satisfying the condition that the image of A in E is contained in the \mathcal{V}-marginal subgroup of E. Consider the set of defining words for \mathcal{V} (note that it suffices to take any generating set of words for the variety). For each word w with n_w letters, we have a word map E^{n_w} \to E (a set map only, not a homomorphism). There is a natural initial object dependent only on G and \mathcal{V} that has a unique homomorphism to the \mathcal{V}-verbal subgroup of E. This natural initial objection, which we will call V^\#(G), has a unique homomorphism to the \mathcal{V}-verbal subgroup V(G). The kernel of this homomorphism is the Baer invariant of G. PLACEHOLDER FOR INFORMATION TO BE FILLED IN: [SHOW MORE]

Definition in terms of presentation

Suppose G is expressed in the form F/R where F is a free group and R is the normal closure of a set of words in F. Explicitly, any presentation of G can be viewed in this manner, where F is the free group on symbols corresponding to the generators and R is the subgroup obtained as the normal closure of the relation words.

Denote by V(F) the verbal subgroup of F corresponding to all the words defining the variety \mathcal{V}, so F/V(F) is the largest quotient of F that is in \mathcal{V}. Also, define V^*(R,F) as the subgroup generated by all words of the form:


where v varies over all words defining the variety \mathcal{V}, f_1,f_2,\dots,f_n \in F (and n,i are also free to vary) and r varies over all of R.

Then, the Baer invariant of G with respect to \mathcal{V} is defined as:

\mathcal{V}M(G) = \frac{R \cap V(F)}{V^*(R,F)}

Particular cases

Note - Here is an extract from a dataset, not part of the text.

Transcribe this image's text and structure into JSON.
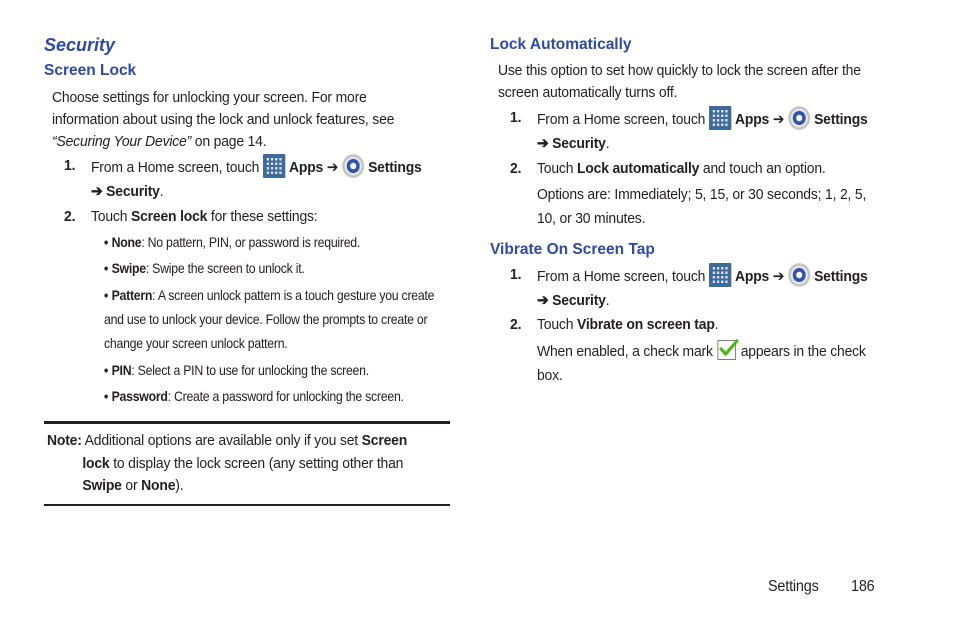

Case on subvariety Description of Baer invariant using presentation Other names and comments
abelian groups \frac{R \cap [F,F]}{[R,F]} also called the Schur multiplier and denoted M(G). See Hopf's formula for Schur multiplier.
nilpotent groups of class at most c \frac{R \cap \gamma_{c+1}(F)}{[[ \dots[R,F],F],\dots],F]} (F occurs c times in the denominator) also called the c-nilpotent multiplier and denoted M^{(c)}(G).